What the exercise asks → When you repeat the listing, keep every character as it is.

Data under study →
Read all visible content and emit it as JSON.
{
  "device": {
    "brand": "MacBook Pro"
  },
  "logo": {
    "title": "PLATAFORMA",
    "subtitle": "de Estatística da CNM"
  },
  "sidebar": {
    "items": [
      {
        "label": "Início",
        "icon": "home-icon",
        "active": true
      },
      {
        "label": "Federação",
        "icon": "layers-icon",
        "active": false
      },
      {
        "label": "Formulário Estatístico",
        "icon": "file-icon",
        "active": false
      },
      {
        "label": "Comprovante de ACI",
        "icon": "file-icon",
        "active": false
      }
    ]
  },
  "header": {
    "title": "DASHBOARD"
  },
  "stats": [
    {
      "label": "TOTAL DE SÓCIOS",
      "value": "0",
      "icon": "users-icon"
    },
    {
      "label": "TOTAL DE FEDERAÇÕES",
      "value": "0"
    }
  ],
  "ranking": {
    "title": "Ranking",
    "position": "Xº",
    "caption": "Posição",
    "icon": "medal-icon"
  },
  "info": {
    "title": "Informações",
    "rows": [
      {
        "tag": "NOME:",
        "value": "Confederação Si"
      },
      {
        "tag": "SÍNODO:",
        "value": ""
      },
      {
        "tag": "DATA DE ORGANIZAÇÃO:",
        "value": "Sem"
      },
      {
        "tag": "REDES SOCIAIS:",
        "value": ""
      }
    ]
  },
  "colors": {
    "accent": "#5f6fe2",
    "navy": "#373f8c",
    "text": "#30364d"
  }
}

Answer to this exercise →
Read all visible content and emit it as JSON.
{
  "device": {
    "brand": "MacBook Pro"
  },
  "logo": {
    "title": "PLATAFORMA",
    "subtitle": "de Estatística da CNM"
  },
  "sidebar": {
    "items": [
      {
        "label": "Início",
        "icon": "home-icon",
        "active": true
      },
      {
        "label": "Federação",
        "icon": "layers-icon",
        "active": false
      },
      {
        "label": "Formulário Estatístico",
        "icon": "file-icon",
        "active": false
      },
      {
        "label": "Comprovante de ACI",
        "icon": "file-icon",
        "active": false
      }
    ]
  },
  "header": {
    "title": "DASHBOARD"
  },
  "stats": [
    {
      "label": "TOTAL DE SÓCIOS",
      "value": "0",
      "icon": "users-icon"
    },
    {
      "label": "TOTAL DE FEDERAÇÕES",
      "value": "0"
    }
  ],
  "ranking": {
    "title": "Ranking",
    "position": "Xº",
    "caption": "Posição",
    "icon": "medal-icon"
  },
  "info": {
    "title": "Informações",
    "rows": [
      {
        "tag": "NOME:",
        "value": "Confederação Si"
      },
      {
        "tag": "SÍNODO:",
        "value": ""
      },
      {
        "tag": "DATA DE ORGANIZAÇÃO:",
        "value": "Sem"
      },
      {
        "tag": "REDES SOCIAIS:",
        "value": ""
      }
    ]
  },
  "colors": {
    "accent": "#5f6fe2",
    "navy": "#373f8c",
    "text": "#30364d"
  }
}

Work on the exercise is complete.